http://en.wikipedia.org/wiki/Orbital_period#Small_body_orbiting_a_central_body

depends on the cube of the radius.

$$t = 2\pi\sqrt{\frac{a^3}{GM}}$$

As Wikipedia shows, this actually means that the period is independent of the radius:

$$t = \sqrt{\frac{3\pi}{G\rho_0}}$$

http://en.wikipedia.org/wiki/Orbital_period#Orbital_period_as_a_function_of_central_body.27s_density

The in-fall time is only the same as a quarter of an orbit. So the total time should be:

$$t = \sqrt{\frac{3\pi}{16G\rho_0}}$$

So I'm missing a factor of $$\sqrt{\frac{1}{2}}$$ here - hence the 'partial answer'.

What have I missed?
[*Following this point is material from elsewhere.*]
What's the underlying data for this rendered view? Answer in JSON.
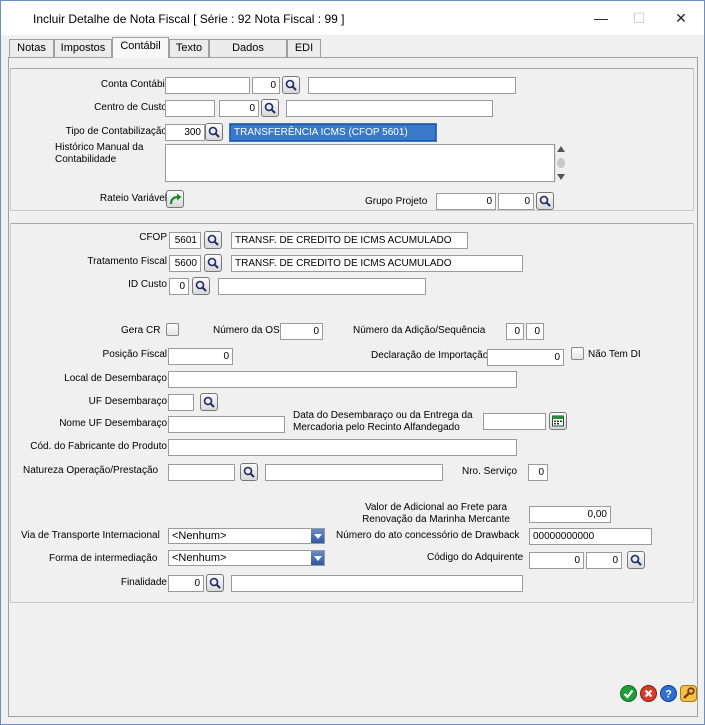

• I think your problem relates to the fact that for an ellipse, the foci are located off-center. So 1/4 is not the correct fraction of the orbit to use. – kleingordon Jan 22 '14 at 5:57
• @kleingordon. I'm sure you're right, but can't quite see the correct approach here. That's what I get for thinking there is a quick solution without just doing the integral! – Keith Jan 22 '14 at 6:04
• Your idea to refer to Kepler's laws is a good one. It's probably the approach I'd use to re-derive this result on the back of an envelope. But yeah, if you care about those geometrical factors, sometimes you just have to do the integral. – kleingordon Jan 22 '14 at 6:07
• Can someone please explain why exactly this is wrong? The first comment is somewhat brief. – Ayesha Mar 6 '14 at 4:06
• The in-fall time is half the orbital period, namely the time to go from apocenter (at distance $2a$) to pericenter (which is $0$). Also, $r_0 = 2a$. This will give you the correct answer. – Pulsar Apr 4 '18 at 7:00

There is a well-known solution for this problem which is as follows : Gravitationally the outer layer of the cloud is influenced by the rest just as the rest were compressed into a point mass. Therefore we have Keplerian motion: the fall of any part of the outer layer consists in a halfperiod of an ultra-elliptical orbit ; one focus is at the center of the cloud (by Kepler’s 1st law) and the other one is at $$r_0$$, The period of the orbit is determined by the longer semiaxis of the ellipse (by Kepler’s 3rd law). The longer semiaxis is $$\frac{r_0}{2}$$. and we are interested in half a period. Thus, the answer is equal to the halfperiod of a circular orbit of radius $$\frac{r_0}{2}$$. $$(\frac{2\pi}{2T})^2~\frac{r_0}{2}=\frac{Gm}{(\frac{r_0}{2})^2}$$ Hence $$T=\pi\sqrt\frac{r_0^3}{8Gm}$$ Or,$$T_{collapse}=\sqrt\frac{3\pi}{32G{{\rho}_0}}$$,independent of $$r_0$$.